Have you ever seen someone lose their cool during a television interview – (Joe Biden, maybe?) Perhaps you remember an interview where the person struggled to answer a question, or answered it badly – (Sarah Palin springs to mind.) Think back to some of the presidential candidate interviews, as well as interviews with high profile celebrities and business executives discussing various controversial issues and happenings. We’ve seen all kinds of interviews and reactions – good and bad – but usually the ones that stand out and are most easily remembered are those that have gone terribly wrong.

You don’t want that kind of negative publicity for your company and executives, so it’s really important that your professionals are properly media trained. There’s a big difference between knowing a subject and being able to express your knowledge successfully. Effective media training will help you define and refine your key messages and determine how to deliver them succinctly, with poise and confidence.

Think of media training as an extensive preparation for any interview situation. It incorporates analyzing key messages and how to communicate them with supporting facts or anecdotes, as well as staying on message point by using blocking and bridging techniques when an interviewer may interrupt an expert or tread into unwelcome territory. It also involves crafting appropriate responses to fit the specific media outlet/interview format and story angle, as well as well as how to dress and what type of body language to use.

While it’s absolutely necessary to prepare and practice prior to each specific interview opportunity, media training in general will help executives think about the bigger picture and how the messages they communicate reflect on them and the company as a whole.

There’s a great deal to think about in advance of a media interview, but remember that the main goal is to focus the reporter on a few key messages that are accurate, clear, concise, and memorable. And, if an interview is well-executed, the chances that those messages will make it into the final news story are much greater.

Here are just a handful of the many tactics involved in a media training session that can benefit your firm and your executives:

Refine corporate messages. What are the top three key messages that you want the interviewer (and audience) to remember about your company? These messages should tie in to your overall corporate communications and marketing strategy. During the media training session, ask your executives to share what they believe are the top three corporate messages, and then discuss as a group to refine them. They need to be comfortable with these “approved” messages and should practice weaving them in naturally during practice interviews.

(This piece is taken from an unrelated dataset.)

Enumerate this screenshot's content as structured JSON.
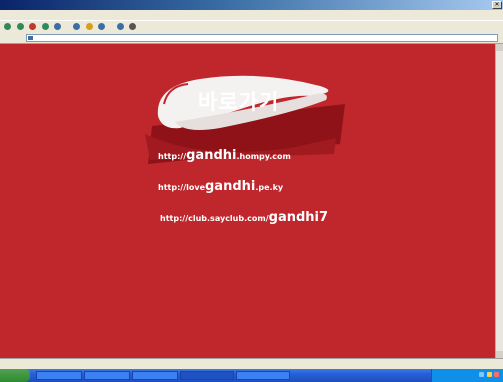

Know the reporter/media outlet. A little bit of studying is necessary here. Part of preparing for the interview is taking a look at other interviews and stories the reporter/journalist has done in the past. Get a feel for his/her style and make sure you know what you’re getting into. For instance, who is the publication’s audience and what messages would be relevant for them? Also, make sure the focus and direction of the interview is clear, as well as the format. Is it live or taped, are there other experts being interviewed, and if so, from what angle?

Anticipate feared questions. If you dread it, you’ll get it! Don’t let difficult or uncomfortable questions sabotage the interview. Your executives should be ready to tackle tough questions just in case they arise. Each person should make a list of his/her top feared questions, and prepare sample answers. These should be open for group discussion and refinement.

Master blocking and bridging. Let’s say that one of your executives is asked a question which falls outside of his/her comfort zone. Rather than the “I can’t comment on that,” try another approach – blocking the unwelcome question and bridging it back to a message point. Bridging is a powerful means for taking charge of and controlling the interview.

Below are some examples of bridging statements. These should be followed up with an appropriate message point in order to redirect the interview back to what is most important to communicate.

  • “I think the more important question is …”
  • “Here is what’s at the heart of this matter …”
  • “And what this all means is …”
  • “Before we continue, let me emphasize that …”
  • “What’s most important to remember is …”
  • “This is an important point because …”
  • “As I said before …”

Role-play in mock interviews. Reporters and journalists have very different interview styles, and depending on the context of the interview, you’ll want your executives to not only be prepared, but also expect the unexpected. Have each person participate in a few role-playing interview scenarios, switching between playing reporter and interviewee. Even better – record these practice interviews and play them back for group feedback and discussion. Did the interviewee appear nervous? Did he/she answer the questions well, incorporating company-specific key messages? Did he/she provide too much or too little information? It’s good to offer constructive criticism as a reality check. Not everyone will hit the mark on the first try, but after several of these practice interviews, it should become easier.

Media interviews can be nerve-wracking, but using professional media training tactics and techniques will help your executives be better prepared and feel more confident in interview situations.

Has your firm worked with a media training partner or agency to conduct a session for your executives and/or spokespeople? Or have you created your own internal media training program? Tell us about your experiences and success stories in the comments section below. We’d love to hear what aspect of media training was most interesting and beneficial to your employees!